Can Your Self-Worth Be Earned or Un-Earned?

Can Your Self-Worth Be Earned or Un-Earned?

“It was meet that we should make merry, and be glad: for this thy brother was dead, and is alive again; and was lost, and is found.”- Luke 15:32

The Prodigal Son and Innate Self-Worth

The story of the Prodigal Son in the Bible (Luke 15:11-32) teaches the principle of innate worth beautifully. If you’re not familiar with the story, I invite you to read it.  In this story, Jesus teaches about the nature of God and how He sees us, His children. When the younger brother leaves home and wastes his inheritance on riotous living and finds himself in a very low place, he finally comes to humble himself and return to his father asking to be a servant.  He believes and states to his father that he is “not worthy” to be called his son anymore.  He believes this because he believes that his worth can be unearned through bad choices. But instead of being angry or judgmental, the father, filled with joy, runs to embrace the prodigal son and celebrates his return.

The older son, who stayed and remained obedient and faithful to the father this whole time learns of the return of his younger brother and his father’s joyful and celebratory response and he becomes angry and resentful.  Why?  Because he also believes that worth is earned through right actions and lost through wrong actions.  He sees himself as superior and his younger brother as inferior based on choices made.

The father teaches them both an important lesson– that their worth to him is innate and cannot be earned or unearned, it can only be realized or not realized.  This is true for you as well.

[bctt tweet=”Your true self-worth cannot be earned or unearned; it can only be realized or not realized.”]

This beautiful story is meant to teach us something vitally important about our relationship to God. The loving father represents God and the two brothers represent two aspects of the nature of our human personalities (or human nature). The younger brother represents the part of our personality that likes to beat itself up and the older brother represents the part of our personality that likes to build itself up (usually in comparison to others).  Both of those responses are unproductive responses based on the false belief that our self-worth has to be earned or can be unearned.

We’re Not Yet Capable Of Perceiving Our True Worth

The truth is we are not currently capable of even perceiving our true worth in God’s eyes, so it is best to just trust that your true worth is immeasurable and unfathomable and there isn’t anything you can do to increase it or decrease it. Your true self-worth is innate, untouchable and unchangeable.
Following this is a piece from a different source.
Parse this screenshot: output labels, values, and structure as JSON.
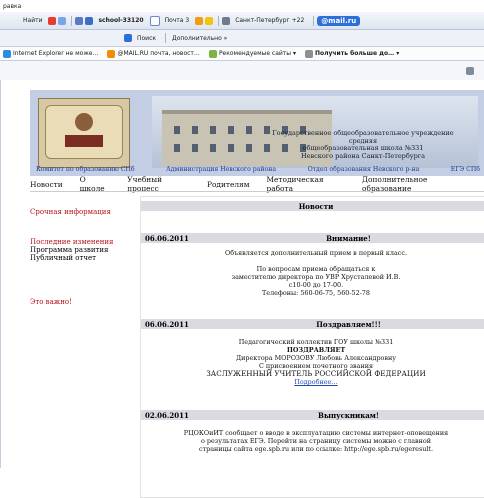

It isn’t earned through your actions and it cannot be un-earned through your actions either.

This principle of innate self-worth is a really hard one to accept because we have been conditioned to believe that mistakes and not living up to our potential makes us unworthy. Unworthy of what? The love of God? Really? Why is the thought of unworthiness so unchallenged? Why not have the same amount of certainty in your innate worthiness?
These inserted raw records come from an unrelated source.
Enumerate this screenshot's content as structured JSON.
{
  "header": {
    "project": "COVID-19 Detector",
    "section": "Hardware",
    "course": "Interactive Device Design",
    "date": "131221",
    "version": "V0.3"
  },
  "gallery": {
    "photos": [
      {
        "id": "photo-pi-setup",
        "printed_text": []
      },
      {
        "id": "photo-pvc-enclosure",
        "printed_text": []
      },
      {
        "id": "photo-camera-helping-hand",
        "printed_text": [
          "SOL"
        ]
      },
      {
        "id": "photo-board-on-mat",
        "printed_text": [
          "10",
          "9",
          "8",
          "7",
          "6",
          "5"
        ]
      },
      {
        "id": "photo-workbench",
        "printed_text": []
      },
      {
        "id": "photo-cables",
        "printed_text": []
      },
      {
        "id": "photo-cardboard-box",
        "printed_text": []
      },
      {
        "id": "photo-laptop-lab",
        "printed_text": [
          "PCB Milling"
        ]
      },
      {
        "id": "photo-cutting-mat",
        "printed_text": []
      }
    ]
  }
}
Actions Have Consequences But Cannot Impact Your True Worth

Of course our actions have unavoidable consequences and I am not making the case that you are not responsible for your choices or that you shouldn’t feel bad when you make bad decisions. It’s just the opposite actually. You are responsible for your actions in the sense that you get to experience the consequences, and you should feel bad when you make bad decisions so you can learn to make better ones.
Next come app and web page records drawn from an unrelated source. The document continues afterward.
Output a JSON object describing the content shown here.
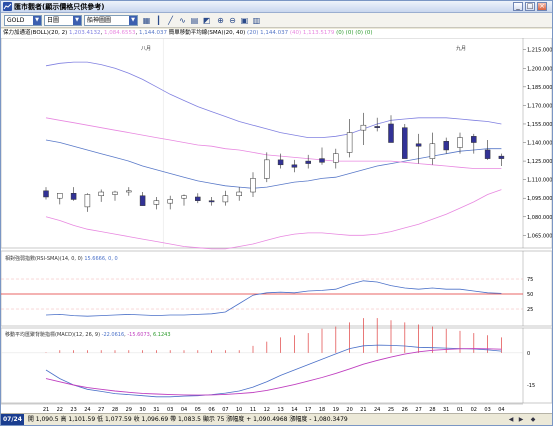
{
  "window": {
    "title": "匯市觀者(顯示價格只供參考)",
    "buttons": [
      "_",
      "□",
      "×"
    ]
  },
  "toolbar": {
    "symbol": "GOLD",
    "period": "日圖",
    "chart_style": "船神圖圖",
    "icon_names": [
      "bar-chart-icon",
      "candlestick-icon",
      "line-chart-icon",
      "indicator-icon",
      "area-chart-icon",
      "chart-type-icon",
      "zoom-in-icon",
      "zoom-out-icon",
      "window-icon",
      "print-icon"
    ]
  },
  "legend": {
    "label": "保力加通道(BOLL)(20, 2)",
    "upper": "1,203.4132",
    "lower": "1,084.6553",
    "mid": "1,144.037",
    "sma_label": "簡單移動平均線(SMA)(20, 40)",
    "sma20_text": "(20)",
    "sma20": "1,144.037",
    "sma40_text": "(40)",
    "sma40": "1,113.5179",
    "tail": "(0) (0) (0) (0)"
  },
  "months": [
    "八月",
    "九月"
  ],
  "price_axis": [
    "1,215.0000",
    "1,200.0000",
    "1,185.0000",
    "1,170.0000",
    "1,155.0000",
    "1,140.0000",
    "1,125.0000",
    "1,110.0000",
    "1,095.0000",
    "1,080.0000",
    "1,065.0000"
  ],
  "rsi": {
    "title_a": "相對強弱指數(RSI-SMA)(14, 0, 0)",
    "value": "15.6666, 0, 0",
    "axis": [
      "75",
      "50",
      "25"
    ]
  },
  "macd": {
    "title_a": "移動平均匯聚背馳指標(MACD)(12, 26, 9)",
    "v1": "-22.0616",
    "v2": "-15.6073",
    "v3": "6.1243",
    "axis": [
      "0",
      "-15"
    ]
  },
  "dates": [
    "21",
    "22",
    "23",
    "24",
    "27",
    "28",
    "29",
    "30",
    "31",
    "03",
    "04",
    "05",
    "06",
    "07",
    "10",
    "11",
    "12",
    "13",
    "14",
    "17",
    "18",
    "19",
    "20",
    "21",
    "24",
    "25",
    "26",
    "27",
    "28",
    "31",
    "01",
    "02",
    "03",
    "04"
  ],
  "status": {
    "date": "07/24",
    "text": "開 1,090.5  高 1,101.59  低 1,077.59  收 1,096.69  帶 1,083.5  顯示 75  漲幅度 + 1,090.4968  漲幅度 - 1,080.3479"
  },
  "colors": {
    "boll": "#8080e0",
    "sma20": "#5878c8",
    "sma40": "#e888e0",
    "candle": "#323296",
    "rsi": "#4a70c8",
    "rsi_ref": "#e03030",
    "macd_bar": "#e04040",
    "macd_line": "#4a70c8",
    "macd_signal": "#c040c0"
  },
  "chart_data": {
    "type": "candlestick",
    "x": [
      "21",
      "22",
      "23",
      "24",
      "27",
      "28",
      "29",
      "30",
      "31",
      "03",
      "04",
      "05",
      "06",
      "07",
      "10",
      "11",
      "12",
      "13",
      "14",
      "17",
      "18",
      "19",
      "20",
      "21",
      "24",
      "25",
      "26",
      "27",
      "28",
      "31",
      "01",
      "02",
      "03",
      "04"
    ],
    "open": [
      1101,
      1095,
      1099,
      1088,
      1097,
      1098,
      1100,
      1097,
      1090,
      1091,
      1095,
      1096,
      1093,
      1092,
      1097,
      1100,
      1111,
      1126,
      1122,
      1125,
      1127,
      1124,
      1132,
      1150,
      1153,
      1155,
      1152,
      1139,
      1127,
      1141,
      1136,
      1145,
      1134,
      1129
    ],
    "high": [
      1104,
      1099,
      1104,
      1099,
      1102,
      1101,
      1104,
      1100,
      1096,
      1097,
      1098,
      1099,
      1096,
      1101,
      1104,
      1116,
      1132,
      1131,
      1126,
      1130,
      1136,
      1135,
      1159,
      1164,
      1160,
      1162,
      1155,
      1147,
      1148,
      1144,
      1148,
      1147,
      1142,
      1131
    ],
    "low": [
      1094,
      1090,
      1093,
      1084,
      1092,
      1093,
      1097,
      1089,
      1086,
      1086,
      1089,
      1091,
      1089,
      1089,
      1093,
      1096,
      1108,
      1119,
      1116,
      1119,
      1122,
      1119,
      1128,
      1138,
      1149,
      1141,
      1128,
      1123,
      1122,
      1131,
      1131,
      1131,
      1126,
      1121
    ],
    "close": [
      1096,
      1099,
      1094,
      1098,
      1100,
      1100,
      1101,
      1089,
      1093,
      1094,
      1097,
      1093,
      1092,
      1097,
      1100,
      1111,
      1126,
      1122,
      1120,
      1123,
      1124,
      1131,
      1148,
      1154,
      1152,
      1140,
      1127,
      1137,
      1139,
      1134,
      1144,
      1140,
      1127,
      1127
    ],
    "boll_upper": [
      1202,
      1204,
      1205,
      1205,
      1203,
      1200,
      1196,
      1191,
      1185,
      1179,
      1174,
      1169,
      1165,
      1161,
      1157,
      1154,
      1151,
      1148,
      1146,
      1144,
      1144,
      1145,
      1147,
      1151,
      1155,
      1158,
      1159,
      1160,
      1160,
      1160,
      1159,
      1158,
      1157,
      1155
    ],
    "boll_mid": [
      1142,
      1140,
      1137,
      1134,
      1131,
      1128,
      1125,
      1121,
      1118,
      1115,
      1112,
      1109,
      1107,
      1105,
      1104,
      1103,
      1104,
      1106,
      1108,
      1109,
      1111,
      1112,
      1115,
      1118,
      1121,
      1123,
      1125,
      1127,
      1129,
      1131,
      1133,
      1134,
      1135,
      1135
    ],
    "boll_lower": [
      1080,
      1077,
      1073,
      1070,
      1068,
      1066,
      1064,
      1062,
      1060,
      1058,
      1056,
      1055,
      1054,
      1054,
      1056,
      1058,
      1061,
      1064,
      1066,
      1067,
      1067,
      1066,
      1065,
      1065,
      1066,
      1068,
      1071,
      1074,
      1078,
      1082,
      1087,
      1092,
      1098,
      1102
    ],
    "sma40": [
      1160,
      1158,
      1156,
      1154,
      1152,
      1150,
      1148,
      1146,
      1144,
      1142,
      1140,
      1138,
      1137,
      1135,
      1134,
      1132,
      1130,
      1129,
      1128,
      1127,
      1126,
      1125,
      1125,
      1125,
      1125,
      1125,
      1124,
      1123,
      1122,
      1121,
      1120,
      1119,
      1119,
      1119
    ],
    "ylim": [
      1058,
      1218
    ],
    "rsi": [
      15,
      16,
      14,
      13,
      14,
      15,
      16,
      15,
      14,
      15,
      15,
      16,
      17,
      20,
      34,
      48,
      52,
      53,
      52,
      55,
      56,
      58,
      66,
      72,
      70,
      64,
      60,
      58,
      60,
      58,
      58,
      55,
      52,
      51
    ],
    "rsi_ylim": [
      0,
      100
    ],
    "macd_hist": [
      0,
      1,
      1,
      1,
      1,
      1,
      1,
      1,
      1,
      1,
      1,
      1,
      1,
      1,
      1,
      3,
      5,
      7,
      8,
      9,
      11,
      12,
      14,
      16,
      16,
      15,
      14,
      13,
      12,
      11,
      10,
      9,
      8,
      7
    ],
    "macd_line": [
      -8,
      -12,
      -15,
      -17,
      -18,
      -19,
      -19.5,
      -20,
      -20.5,
      -20.5,
      -20.2,
      -20,
      -19.5,
      -18.8,
      -17.8,
      -16,
      -13.5,
      -10.5,
      -8,
      -5.5,
      -3,
      -0.5,
      2,
      3.3,
      3.6,
      3.5,
      3.2,
      2.6,
      2.4,
      2.2,
      2.0,
      1.8,
      1.4,
      0.8
    ],
    "macd_signal": [
      -12,
      -13.5,
      -15,
      -16.2,
      -17,
      -17.8,
      -18.4,
      -18.9,
      -19.2,
      -19.5,
      -19.6,
      -19.7,
      -19.6,
      -19.4,
      -19.0,
      -18.5,
      -17.5,
      -16.2,
      -14.8,
      -13.2,
      -11.5,
      -9.6,
      -7.5,
      -5.3,
      -3.5,
      -2.0,
      -0.6,
      0.5,
      1.2,
      1.6,
      1.9,
      2.0,
      1.9,
      1.7
    ],
    "macd_ylim": [
      -22,
      6
    ]
  }
}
What I am suggesting is that while you will experience consequences of your actions, none of them have the power to raise or lower your innate self-worth.  Just accept this on a trust basis so you can recapture attention you have been wasting on beating yourself up or trying to inflate yourself.  Both are a waste of your precious attention. Focus your recaptured attention on learning from the consequences of your choices and making better ones going forward.

[bctt tweet=”Consequences are teachers of the wisdom of your choices, not judges of your worth.”]

Questions to Ponder:

– In what ways have I believed I have earned or increased my worth?

– In what ways have I believed I have un-earned or decreased my worth?

– Can I accept and trust that my true worth is innate and infinite and way beyond my current ability to perceive so that I can stop wasting energy and attention on trying to build it up or tear it down and instead use that energy and attention to learn from my current situation and get smarter about my choices going forward?